> _EXTRACTED DATA_:
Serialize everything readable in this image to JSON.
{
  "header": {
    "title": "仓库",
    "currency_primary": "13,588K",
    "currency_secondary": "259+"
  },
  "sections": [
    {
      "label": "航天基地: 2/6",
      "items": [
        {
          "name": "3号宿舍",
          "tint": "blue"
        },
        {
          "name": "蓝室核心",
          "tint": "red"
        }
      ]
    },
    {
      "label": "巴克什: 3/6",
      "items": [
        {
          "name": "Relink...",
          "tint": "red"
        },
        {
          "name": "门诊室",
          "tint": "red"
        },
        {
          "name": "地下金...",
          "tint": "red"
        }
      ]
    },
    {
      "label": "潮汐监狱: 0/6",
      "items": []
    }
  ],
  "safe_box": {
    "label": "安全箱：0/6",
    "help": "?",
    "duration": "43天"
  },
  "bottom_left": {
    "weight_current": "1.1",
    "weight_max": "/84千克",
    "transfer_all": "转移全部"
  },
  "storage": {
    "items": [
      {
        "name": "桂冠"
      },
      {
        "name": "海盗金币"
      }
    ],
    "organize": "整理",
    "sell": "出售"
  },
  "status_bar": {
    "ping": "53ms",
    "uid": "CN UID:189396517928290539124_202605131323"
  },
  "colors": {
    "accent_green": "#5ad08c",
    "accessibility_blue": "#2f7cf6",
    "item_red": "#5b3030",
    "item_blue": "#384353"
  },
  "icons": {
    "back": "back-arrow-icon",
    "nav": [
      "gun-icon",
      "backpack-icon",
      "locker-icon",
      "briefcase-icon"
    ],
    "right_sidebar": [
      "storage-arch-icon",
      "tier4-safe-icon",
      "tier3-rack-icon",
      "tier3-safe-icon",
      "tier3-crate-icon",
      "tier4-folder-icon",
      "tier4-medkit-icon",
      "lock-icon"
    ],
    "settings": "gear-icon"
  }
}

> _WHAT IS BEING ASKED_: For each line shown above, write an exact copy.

> _ANSWER TO THIS TASK_:
Serialize everything readable in this image to JSON.
{
  "header": {
    "title": "仓库",
    "currency_primary": "13,588K",
    "currency_secondary": "259+"
  },
  "sections": [
    {
      "label": "航天基地: 2/6",
      "items": [
        {
          "name": "3号宿舍",
          "tint": "blue"
        },
        {
          "name": "蓝室核心",
          "tint": "red"
        }
      ]
    },
    {
      "label": "巴克什: 3/6",
      "items": [
        {
          "name": "Relink...",
          "tint": "red"
        },
        {
          "name": "门诊室",
          "tint": "red"
        },
        {
          "name": "地下金...",
          "tint": "red"
        }
      ]
    },
    {
      "label": "潮汐监狱: 0/6",
      "items": []
    }
  ],
  "safe_box": {
    "label": "安全箱：0/6",
    "help": "?",
    "duration": "43天"
  },
  "bottom_left": {
    "weight_current": "1.1",
    "weight_max": "/84千克",
    "transfer_all": "转移全部"
  },
  "storage": {
    "items": [
      {
        "name": "桂冠"
      },
      {
        "name": "海盗金币"
      }
    ],
    "organize": "整理",
    "sell": "出售"
  },
  "status_bar": {
    "ping": "53ms",
    "uid": "CN UID:189396517928290539124_202605131323"
  },
  "colors": {
    "accent_green": "#5ad08c",
    "accessibility_blue": "#2f7cf6",
    "item_red": "#5b3030",
    "item_blue": "#384353"
  },
  "icons": {
    "back": "back-arrow-icon",
    "nav": [
      "gun-icon",
      "backpack-icon",
      "locker-icon",
      "briefcase-icon"
    ],
    "right_sidebar": [
      "storage-arch-icon",
      "tier4-safe-icon",
      "tier3-rack-icon",
      "tier3-safe-icon",
      "tier3-crate-icon",
      "tier4-folder-icon",
      "tier4-medkit-icon",
      "lock-icon"
    ],
    "settings": "gear-icon"
  }
}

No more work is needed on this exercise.